Bottom Line: The effect of labeling on cellular viability was tested by proliferation, trypan blue, and cytotoxicity/apoptosis assays.Radioactivity concentrations of labeled cells of up to 0.5 MBq/10(6) cells were achieved without a negative effect on cellular viability.We have developed a robust, general, and biostable (89)Zr-DBN-based cell labeling strategy with promise for wide applications of PET-based non-invasive in vivo cell trafficking.

View Article: PubMed Central - PubMed

Affiliation: Department of Radiology, Mayo Clinic, Rochester, 55905 MN USA.

ABSTRACT

Background: With the recent growth of interest in cell-based therapies and radiolabeled cell products, there is a need to develop more robust cell labeling and imaging methods for in vivo tracking of living cells. This study describes evaluation of a novel cell labeling approach with the positron emission tomography (PET) isotope (89)Zr (T 1/2 = 78.4 h). (89)Zr may allow PET imaging measurements for several weeks and take advantage of the high sensitivity of PET imaging.

Methods: A novel cell labeling agent, (89)Zr-desferrioxamine-NCS ((89)Zr-DBN), was synthesized. Mouse-derived melanoma cells (mMCs), dendritic cells (mDCs), and human mesenchymal stem cells (hMSCs) were covalently labeled with (89)Zr-DBN via the reaction between the NCS group on (89)Zr-DBN and primary amine groups present on cell surface membrane protein. The stability of the label on the cell was tested by cell efflux studies for 7 days. The effect of labeling on cellular viability was tested by proliferation, trypan blue, and cytotoxicity/apoptosis assays. The stability of label was also studied in in vivo mouse models by serial PET scans and ex vivo biodistribution following intravenous and intramyocardial injection of (89)Zr-labeled hMSCs. For comparison, imaging experiments were performed after intravenous injections of (89)Zr hydrogen phosphate ((89)Zr(HPO4)2).
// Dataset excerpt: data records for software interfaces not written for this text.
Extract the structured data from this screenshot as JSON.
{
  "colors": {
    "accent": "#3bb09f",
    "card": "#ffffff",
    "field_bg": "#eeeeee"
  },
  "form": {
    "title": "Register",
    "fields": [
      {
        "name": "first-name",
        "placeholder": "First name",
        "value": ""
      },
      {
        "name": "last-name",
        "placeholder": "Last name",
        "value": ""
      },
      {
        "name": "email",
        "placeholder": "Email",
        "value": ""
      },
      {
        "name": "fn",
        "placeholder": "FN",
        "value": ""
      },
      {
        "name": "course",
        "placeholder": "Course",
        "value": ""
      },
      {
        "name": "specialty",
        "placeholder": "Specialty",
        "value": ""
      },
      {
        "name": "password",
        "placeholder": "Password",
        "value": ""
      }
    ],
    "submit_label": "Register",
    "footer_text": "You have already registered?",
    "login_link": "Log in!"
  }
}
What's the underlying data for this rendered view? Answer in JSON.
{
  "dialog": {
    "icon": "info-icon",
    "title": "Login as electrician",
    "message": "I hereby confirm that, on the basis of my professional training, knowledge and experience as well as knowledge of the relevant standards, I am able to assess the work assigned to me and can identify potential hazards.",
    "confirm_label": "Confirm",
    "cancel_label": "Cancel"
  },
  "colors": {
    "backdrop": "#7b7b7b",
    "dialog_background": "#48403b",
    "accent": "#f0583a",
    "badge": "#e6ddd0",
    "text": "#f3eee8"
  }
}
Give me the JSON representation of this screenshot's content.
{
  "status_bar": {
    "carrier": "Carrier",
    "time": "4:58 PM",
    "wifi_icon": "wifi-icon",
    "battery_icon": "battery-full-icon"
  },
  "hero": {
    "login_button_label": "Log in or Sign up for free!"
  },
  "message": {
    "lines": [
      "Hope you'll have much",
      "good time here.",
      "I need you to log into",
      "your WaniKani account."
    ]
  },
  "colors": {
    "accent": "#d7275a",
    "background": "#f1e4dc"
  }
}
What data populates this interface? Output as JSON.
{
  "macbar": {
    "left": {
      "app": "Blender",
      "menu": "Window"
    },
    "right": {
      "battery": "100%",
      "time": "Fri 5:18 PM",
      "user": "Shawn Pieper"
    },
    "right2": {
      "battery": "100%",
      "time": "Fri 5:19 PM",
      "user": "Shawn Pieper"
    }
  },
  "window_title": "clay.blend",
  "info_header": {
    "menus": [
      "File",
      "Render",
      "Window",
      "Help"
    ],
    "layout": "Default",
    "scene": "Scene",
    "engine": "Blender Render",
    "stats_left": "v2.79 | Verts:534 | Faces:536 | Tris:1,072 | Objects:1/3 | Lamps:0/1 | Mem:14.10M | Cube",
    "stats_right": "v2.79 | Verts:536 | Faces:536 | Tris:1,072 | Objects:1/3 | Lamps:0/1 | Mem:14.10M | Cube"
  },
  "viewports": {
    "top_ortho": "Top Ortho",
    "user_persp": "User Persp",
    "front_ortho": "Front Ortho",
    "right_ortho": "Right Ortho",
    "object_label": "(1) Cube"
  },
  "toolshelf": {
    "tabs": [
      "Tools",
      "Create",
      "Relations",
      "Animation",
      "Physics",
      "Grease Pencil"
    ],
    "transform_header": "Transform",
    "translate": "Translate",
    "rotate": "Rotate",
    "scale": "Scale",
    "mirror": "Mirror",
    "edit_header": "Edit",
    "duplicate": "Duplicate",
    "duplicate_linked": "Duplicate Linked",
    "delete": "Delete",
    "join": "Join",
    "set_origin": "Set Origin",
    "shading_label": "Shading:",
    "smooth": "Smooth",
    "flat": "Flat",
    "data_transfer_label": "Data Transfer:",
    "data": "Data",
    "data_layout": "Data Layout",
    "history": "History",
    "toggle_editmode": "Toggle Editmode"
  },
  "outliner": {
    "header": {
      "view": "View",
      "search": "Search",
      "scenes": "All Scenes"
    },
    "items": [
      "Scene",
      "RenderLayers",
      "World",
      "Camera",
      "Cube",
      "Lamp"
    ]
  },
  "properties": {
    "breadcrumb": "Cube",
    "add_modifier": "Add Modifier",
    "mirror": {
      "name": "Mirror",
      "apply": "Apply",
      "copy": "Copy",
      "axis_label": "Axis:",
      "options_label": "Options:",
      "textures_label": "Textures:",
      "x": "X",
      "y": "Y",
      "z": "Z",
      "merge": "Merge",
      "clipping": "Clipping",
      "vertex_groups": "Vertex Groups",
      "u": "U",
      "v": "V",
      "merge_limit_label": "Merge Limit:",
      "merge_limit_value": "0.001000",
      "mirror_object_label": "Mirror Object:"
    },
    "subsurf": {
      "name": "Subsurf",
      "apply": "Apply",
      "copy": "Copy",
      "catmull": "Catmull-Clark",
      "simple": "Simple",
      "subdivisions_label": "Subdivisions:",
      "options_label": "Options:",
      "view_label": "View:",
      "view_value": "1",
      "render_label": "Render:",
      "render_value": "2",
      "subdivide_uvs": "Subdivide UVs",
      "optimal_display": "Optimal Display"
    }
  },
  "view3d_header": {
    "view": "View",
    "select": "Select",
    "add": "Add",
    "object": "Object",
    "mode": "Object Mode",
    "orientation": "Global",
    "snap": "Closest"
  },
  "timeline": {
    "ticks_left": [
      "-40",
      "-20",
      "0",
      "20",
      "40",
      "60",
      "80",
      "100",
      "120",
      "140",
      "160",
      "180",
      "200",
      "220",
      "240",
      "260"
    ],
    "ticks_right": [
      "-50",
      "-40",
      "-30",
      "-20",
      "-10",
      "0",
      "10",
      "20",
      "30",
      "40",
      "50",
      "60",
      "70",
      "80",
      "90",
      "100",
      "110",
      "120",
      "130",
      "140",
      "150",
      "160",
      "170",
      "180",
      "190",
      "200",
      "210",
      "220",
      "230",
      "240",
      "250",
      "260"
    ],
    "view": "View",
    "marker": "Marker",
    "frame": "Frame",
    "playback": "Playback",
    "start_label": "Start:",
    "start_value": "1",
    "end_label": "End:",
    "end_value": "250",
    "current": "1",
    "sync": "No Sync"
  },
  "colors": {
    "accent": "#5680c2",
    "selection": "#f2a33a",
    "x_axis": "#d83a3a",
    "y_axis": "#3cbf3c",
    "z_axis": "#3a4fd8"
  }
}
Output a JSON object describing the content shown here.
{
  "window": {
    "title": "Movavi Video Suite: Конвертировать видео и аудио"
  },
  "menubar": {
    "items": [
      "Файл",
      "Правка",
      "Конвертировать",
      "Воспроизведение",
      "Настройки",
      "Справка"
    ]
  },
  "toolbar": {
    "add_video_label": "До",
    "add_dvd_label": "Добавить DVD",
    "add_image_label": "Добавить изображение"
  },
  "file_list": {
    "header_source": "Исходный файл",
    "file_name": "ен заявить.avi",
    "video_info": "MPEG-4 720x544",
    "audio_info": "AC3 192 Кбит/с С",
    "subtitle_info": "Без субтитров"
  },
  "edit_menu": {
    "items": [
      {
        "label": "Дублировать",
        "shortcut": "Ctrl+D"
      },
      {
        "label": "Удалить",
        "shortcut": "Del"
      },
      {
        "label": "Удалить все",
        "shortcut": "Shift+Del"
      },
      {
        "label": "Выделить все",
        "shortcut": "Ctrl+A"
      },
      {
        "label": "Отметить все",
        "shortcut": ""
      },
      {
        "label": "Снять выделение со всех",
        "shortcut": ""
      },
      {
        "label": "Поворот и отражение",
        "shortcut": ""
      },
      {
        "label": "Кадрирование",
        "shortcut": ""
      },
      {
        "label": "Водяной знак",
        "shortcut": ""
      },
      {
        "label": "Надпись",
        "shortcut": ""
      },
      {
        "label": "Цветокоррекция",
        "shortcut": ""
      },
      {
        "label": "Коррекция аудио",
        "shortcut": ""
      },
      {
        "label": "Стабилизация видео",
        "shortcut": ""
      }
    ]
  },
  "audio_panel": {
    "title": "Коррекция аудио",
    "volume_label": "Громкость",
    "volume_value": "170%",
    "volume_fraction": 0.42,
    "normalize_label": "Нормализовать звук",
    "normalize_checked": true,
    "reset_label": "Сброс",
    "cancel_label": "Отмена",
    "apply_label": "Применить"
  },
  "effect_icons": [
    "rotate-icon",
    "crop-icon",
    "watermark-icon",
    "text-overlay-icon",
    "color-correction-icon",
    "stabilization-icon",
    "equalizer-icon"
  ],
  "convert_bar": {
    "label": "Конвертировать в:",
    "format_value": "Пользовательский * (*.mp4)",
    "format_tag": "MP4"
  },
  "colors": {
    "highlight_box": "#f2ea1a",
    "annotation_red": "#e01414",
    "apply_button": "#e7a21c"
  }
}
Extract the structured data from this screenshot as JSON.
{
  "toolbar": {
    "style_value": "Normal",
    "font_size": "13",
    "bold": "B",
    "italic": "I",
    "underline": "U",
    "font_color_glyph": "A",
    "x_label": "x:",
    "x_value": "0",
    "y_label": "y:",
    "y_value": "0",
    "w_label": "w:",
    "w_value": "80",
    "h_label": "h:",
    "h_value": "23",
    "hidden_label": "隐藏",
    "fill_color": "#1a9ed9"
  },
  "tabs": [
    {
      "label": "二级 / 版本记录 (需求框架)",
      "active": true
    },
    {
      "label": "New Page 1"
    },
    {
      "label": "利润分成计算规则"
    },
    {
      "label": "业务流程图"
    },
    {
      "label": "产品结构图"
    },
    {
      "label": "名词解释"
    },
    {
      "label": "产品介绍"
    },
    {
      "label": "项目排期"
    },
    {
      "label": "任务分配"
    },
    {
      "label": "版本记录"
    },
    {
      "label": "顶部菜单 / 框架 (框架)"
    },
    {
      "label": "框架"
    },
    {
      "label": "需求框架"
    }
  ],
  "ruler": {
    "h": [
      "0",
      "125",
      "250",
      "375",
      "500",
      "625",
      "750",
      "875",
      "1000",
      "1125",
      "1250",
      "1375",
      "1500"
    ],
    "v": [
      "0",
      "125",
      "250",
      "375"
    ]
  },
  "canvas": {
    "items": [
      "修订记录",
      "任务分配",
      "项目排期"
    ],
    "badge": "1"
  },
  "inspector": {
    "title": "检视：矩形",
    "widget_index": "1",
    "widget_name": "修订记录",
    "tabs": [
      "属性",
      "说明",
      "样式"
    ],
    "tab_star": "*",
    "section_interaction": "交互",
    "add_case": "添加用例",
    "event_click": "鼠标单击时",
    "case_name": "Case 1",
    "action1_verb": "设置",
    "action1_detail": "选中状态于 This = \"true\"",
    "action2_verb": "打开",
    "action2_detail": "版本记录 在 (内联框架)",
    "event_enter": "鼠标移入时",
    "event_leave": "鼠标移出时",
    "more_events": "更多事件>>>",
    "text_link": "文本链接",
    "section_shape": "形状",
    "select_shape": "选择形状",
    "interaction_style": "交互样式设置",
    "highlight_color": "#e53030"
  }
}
Results: The labeling agent, (89)Zr-DBN, was prepared in 55% ± 5% decay-corrected radiochemical yield measured by silica gel iTLC. The cell labeling efficiency was 30% to 50% after 30 min labeling depending on cell type. Radioactivity concentrations of labeled cells of up to 0.5 MBq/10(6) cells were achieved without a negative effect on cellular viability. Cell efflux studies showed high stability of the radiolabel out to 7 days. Myocardially delivered (89)Zr-labeled hMSCs showed retention in the myocardium, as well as redistribution to the lung, liver, and bone. Intravenously administered (89)Zr-labeled hMSCs also distributed primarily to the lung, liver, and bone, whereas intravenous (89)Zr(HPO4)2 distributed to the liver and bone with no activity in the lung. Thus, the in vivo stability of the radiolabel on the hMSCs was evidenced.

Conclusions: We have developed a robust, general, and biostable (89)Zr-DBN-based cell labeling strategy with promise for wide applications of PET-based non-invasive in vivo cell trafficking.

No MeSH data available.


Related in: MedlinePlus